The way in which we welcome new people into our organisations reveals a lot about our values and culture.
The approach we take can make such a difference to how people feel. If we humanise our approach through a warm and friendly onboarding experience, it can establish a good working relationship from the word go. It can reinforce in the new starter’s mind that they made a great decision to join your organisation and bring their skills and talents for the good of the business.
Too often the whole experience feels cold and unwelcoming for new starters. We don’t use the early interactions to excite or inspire people.
When hiring, it’s natural to promote the positive things we see in our organisations and working cultures. The positive impression conveyed as part of the hiring process to the candidate does not always match with the actual onboarding experience. For all the positive things we say about our culture during recruitment, initial onboarding approaches can fail to meet expectations. There is often too much reliance given to form filling, ‘tick box induction’ processes and adherence to rules designed by HR to meet their needs for standardisation and consistency. Too often the whole experience feels cold and unwelcoming for new starters. We don’t use the early interactions to excite or inspire people. The overwhelming feeling for the new hire can be one of disappointment.

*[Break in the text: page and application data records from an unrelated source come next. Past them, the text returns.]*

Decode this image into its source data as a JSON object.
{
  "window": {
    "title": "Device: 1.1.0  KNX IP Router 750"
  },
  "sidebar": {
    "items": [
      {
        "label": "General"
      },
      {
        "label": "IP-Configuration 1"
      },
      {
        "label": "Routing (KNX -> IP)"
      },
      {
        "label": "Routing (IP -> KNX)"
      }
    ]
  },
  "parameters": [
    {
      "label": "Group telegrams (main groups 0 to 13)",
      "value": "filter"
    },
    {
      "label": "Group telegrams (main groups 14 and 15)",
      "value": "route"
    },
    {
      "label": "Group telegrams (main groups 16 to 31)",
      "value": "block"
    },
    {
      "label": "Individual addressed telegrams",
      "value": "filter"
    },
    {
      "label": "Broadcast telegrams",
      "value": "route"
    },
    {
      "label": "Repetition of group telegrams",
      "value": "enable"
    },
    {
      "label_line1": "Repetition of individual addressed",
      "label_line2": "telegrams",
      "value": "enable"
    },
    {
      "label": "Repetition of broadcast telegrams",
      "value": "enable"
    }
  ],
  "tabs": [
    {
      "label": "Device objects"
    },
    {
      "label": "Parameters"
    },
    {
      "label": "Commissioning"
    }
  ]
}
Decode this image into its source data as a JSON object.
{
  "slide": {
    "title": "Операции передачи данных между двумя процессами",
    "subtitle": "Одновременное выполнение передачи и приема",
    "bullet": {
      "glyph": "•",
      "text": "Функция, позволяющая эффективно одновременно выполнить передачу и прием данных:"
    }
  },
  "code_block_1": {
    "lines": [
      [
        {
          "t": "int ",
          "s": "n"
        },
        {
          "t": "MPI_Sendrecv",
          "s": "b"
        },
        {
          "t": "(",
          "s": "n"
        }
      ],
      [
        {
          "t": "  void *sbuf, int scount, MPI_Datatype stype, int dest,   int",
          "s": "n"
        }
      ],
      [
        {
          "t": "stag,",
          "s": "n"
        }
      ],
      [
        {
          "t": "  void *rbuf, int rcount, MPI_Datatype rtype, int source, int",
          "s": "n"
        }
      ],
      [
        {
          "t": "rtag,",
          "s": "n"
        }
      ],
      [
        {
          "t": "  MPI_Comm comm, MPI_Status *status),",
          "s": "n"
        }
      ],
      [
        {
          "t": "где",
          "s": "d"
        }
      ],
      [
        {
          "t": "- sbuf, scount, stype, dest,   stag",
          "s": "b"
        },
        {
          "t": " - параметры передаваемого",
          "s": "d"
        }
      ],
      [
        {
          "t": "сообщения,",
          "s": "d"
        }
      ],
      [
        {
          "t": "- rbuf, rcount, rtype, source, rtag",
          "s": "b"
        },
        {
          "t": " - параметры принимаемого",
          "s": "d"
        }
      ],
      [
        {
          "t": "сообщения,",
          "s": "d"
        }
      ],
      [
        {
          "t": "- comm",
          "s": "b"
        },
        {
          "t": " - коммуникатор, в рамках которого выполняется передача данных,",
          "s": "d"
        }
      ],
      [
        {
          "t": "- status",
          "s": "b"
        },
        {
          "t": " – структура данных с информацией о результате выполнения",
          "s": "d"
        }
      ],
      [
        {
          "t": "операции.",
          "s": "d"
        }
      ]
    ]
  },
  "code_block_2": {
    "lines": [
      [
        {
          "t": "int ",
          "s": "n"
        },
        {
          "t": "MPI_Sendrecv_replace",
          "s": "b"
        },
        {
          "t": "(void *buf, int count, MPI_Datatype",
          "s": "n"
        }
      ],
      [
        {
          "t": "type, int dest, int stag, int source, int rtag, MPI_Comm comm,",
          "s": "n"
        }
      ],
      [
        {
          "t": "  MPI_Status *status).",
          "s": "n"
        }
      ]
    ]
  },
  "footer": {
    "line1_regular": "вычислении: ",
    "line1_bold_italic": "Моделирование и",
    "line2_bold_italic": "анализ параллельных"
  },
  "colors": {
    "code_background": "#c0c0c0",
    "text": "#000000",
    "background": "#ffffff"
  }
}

There is often too little emphasis placed on purpose and values when we bring new people into our organisations. Having a framework for handling induction is helpful, but we need to humanise the whole approach. A framework allows us to cover the things that are important and highlight what the organisation stands for. To be effective, it should always be delivered in a humanised way.
The real value within an onboarding approach is a connection at a human level. The initial start provides a fantastic opportunity to connect new people with the meaningful work being done by the organisation. It sets the tone for what is to follow. It should convey clearly ‘that when we said we really did value people as part of our culture when we were looking to hire you, we really meant it’. It explains to the individual how much we value them and their decision to join us, and for them to see how they contribute to the overall cause and purpose. It reinforces in their mind that they made a great decision to join our organisation.
So rather than see induction or onboarding in purely process terms, let’s centre the whole exercise around human connection. Let’s take the opportunity for each person to feel like an individual and not just a number. HR should be leading the way in humanising this and many other processes within our organisations. Delivering a great employee experience from the word go is the real measure of success that HR should be looking for.